Carbon monoxide is a poisonous gas that has no smell or taste. It is produced as a result of the incomplete burning of fuels such as coal, gas, oil and wood. If the gas is inhaled it can make you unwell and even kill you. Poisoning occurs after the carbon monoxide is inhaled and when it enters the blood stream. It mixes with the part of the red blood cells that carries oxygen around the body and forms carboxyhaemoglobin. Once this occurs the blood is no longer able to carry oxygen and the lack of oxygen causes the cells and tissues in the body to fail and die.

More than 200 people each year are seen at hospital due to suspected carbon monoxide poisoning and approximately 50 people die as a result.

The main symptom of low-level exposure to carbon monoxide is a tension type headache. Other symptoms include:
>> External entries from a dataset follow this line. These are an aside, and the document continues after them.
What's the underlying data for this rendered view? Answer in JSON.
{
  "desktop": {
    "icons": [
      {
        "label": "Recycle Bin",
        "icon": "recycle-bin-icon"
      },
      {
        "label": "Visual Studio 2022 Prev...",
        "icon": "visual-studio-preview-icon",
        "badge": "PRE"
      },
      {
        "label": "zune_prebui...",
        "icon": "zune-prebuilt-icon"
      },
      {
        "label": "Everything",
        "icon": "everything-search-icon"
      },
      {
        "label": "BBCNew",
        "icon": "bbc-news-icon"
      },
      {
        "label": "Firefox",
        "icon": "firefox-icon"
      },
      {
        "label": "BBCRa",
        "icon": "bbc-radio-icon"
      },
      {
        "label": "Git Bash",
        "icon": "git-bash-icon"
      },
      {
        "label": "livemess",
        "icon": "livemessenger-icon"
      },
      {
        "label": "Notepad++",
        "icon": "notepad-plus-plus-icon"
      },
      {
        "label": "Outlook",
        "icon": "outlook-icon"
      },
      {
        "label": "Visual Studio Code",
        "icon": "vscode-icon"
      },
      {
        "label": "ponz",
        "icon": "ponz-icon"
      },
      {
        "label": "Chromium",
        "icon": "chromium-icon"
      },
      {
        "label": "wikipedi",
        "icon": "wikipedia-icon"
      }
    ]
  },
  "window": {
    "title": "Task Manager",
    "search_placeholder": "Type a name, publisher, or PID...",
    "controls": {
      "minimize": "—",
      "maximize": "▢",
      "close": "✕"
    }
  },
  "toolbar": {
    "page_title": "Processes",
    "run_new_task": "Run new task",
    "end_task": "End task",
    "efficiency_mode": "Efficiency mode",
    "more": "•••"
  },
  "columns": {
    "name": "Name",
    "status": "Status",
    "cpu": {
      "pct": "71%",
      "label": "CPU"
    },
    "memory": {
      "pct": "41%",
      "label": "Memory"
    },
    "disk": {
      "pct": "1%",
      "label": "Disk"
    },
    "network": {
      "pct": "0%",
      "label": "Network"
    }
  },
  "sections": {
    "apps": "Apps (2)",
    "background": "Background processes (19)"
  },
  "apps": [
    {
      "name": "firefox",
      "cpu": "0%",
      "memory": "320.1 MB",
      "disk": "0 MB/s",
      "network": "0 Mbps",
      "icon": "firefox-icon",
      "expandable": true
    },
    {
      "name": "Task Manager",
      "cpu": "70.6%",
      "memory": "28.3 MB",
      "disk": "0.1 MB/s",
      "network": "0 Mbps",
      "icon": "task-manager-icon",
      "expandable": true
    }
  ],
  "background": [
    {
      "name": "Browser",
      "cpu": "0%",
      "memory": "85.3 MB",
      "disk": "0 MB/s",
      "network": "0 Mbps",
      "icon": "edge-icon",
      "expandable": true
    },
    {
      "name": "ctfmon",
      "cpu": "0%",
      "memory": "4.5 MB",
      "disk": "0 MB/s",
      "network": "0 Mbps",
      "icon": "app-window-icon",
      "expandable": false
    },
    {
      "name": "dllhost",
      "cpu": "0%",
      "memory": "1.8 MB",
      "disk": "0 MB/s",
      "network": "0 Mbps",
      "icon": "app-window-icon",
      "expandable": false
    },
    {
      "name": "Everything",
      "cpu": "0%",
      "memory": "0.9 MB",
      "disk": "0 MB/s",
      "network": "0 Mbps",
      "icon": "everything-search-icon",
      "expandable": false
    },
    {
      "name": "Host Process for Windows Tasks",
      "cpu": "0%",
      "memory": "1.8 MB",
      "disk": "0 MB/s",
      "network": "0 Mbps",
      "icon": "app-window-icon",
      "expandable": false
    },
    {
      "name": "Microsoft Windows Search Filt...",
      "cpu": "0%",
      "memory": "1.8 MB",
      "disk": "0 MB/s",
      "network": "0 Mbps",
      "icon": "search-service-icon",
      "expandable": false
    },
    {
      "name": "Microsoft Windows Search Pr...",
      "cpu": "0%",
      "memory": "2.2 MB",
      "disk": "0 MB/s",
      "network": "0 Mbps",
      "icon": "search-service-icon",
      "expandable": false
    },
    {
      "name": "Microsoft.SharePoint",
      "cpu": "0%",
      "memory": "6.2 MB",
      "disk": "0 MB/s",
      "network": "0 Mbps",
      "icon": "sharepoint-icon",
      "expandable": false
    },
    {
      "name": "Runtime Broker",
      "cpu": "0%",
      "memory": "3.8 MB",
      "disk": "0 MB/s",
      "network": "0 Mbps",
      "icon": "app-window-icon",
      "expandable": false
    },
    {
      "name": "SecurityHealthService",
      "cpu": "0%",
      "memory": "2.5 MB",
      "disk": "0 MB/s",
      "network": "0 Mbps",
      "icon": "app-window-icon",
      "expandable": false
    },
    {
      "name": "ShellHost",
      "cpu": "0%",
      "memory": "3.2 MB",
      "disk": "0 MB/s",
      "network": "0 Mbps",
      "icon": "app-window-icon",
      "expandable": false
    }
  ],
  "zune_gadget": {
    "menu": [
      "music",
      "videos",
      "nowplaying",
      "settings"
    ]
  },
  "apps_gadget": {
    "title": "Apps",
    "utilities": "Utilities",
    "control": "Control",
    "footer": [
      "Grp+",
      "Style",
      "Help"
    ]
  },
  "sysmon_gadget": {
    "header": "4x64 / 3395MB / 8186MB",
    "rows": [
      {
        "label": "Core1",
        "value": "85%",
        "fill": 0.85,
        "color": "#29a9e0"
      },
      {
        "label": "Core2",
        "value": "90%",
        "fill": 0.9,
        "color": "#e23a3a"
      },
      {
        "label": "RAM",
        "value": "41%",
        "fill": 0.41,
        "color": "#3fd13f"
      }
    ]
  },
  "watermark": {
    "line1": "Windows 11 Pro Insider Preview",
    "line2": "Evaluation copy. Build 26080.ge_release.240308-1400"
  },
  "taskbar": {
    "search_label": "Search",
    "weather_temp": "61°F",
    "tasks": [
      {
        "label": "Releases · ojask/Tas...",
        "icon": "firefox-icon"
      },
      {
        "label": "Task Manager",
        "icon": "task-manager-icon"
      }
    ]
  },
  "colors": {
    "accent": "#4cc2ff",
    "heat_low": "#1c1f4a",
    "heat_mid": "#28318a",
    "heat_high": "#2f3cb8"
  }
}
  • dizziness
  • nausea
  • vomiting
  • tiredness
  • confusion
  • stomach pain
  • shortness of breath

The symptoms worsen the longer the gas is inhaled and consciousness can be lost within a matter of hours, particularly if there is a high concentration of carbon monoxide in the air. Prolonged exposure or exposure to a high concentration of carbon monoxide can cause serious complications such as breathlessness, chest pains, seizures and loss of consciousness.

Approximately 10-15% of those who have severe poisoning develop long-term complications such as:

High risk exposure environments

Common work environments where exposure to carbon monoxide can occur include: garages, industrial workplaces and mines. However, it can also occur in the home, office or holiday locations as a result of a defective boiler, central heating system, water heater, cooker or fire.

If you have suffered as a result of exposure to carbon monoxide in a council-owned or rented property then you may have a potential compensation claim against the council or the landlord, depending on your circumstances. Similarly, if your exposure occurred in the workplace and your employer failed to take adequate steps to protect you then you may have a claim against them. Other organisations that may have a duty of care include: housing associations, holiday home and hotel owners.

Contact us

If you or a loved one have suffered as a result of carbon monoxide poisoning and consider this to be the fault of another please contact us to discuss the potential for bringing a compensation claim by calling our Personal Injury (PI) and Industrial Disease lawyers on Freephone 0808 164 0808 for a FREE, no-obligation chat. Alternatively, you can complete the request a call back form and we will call you.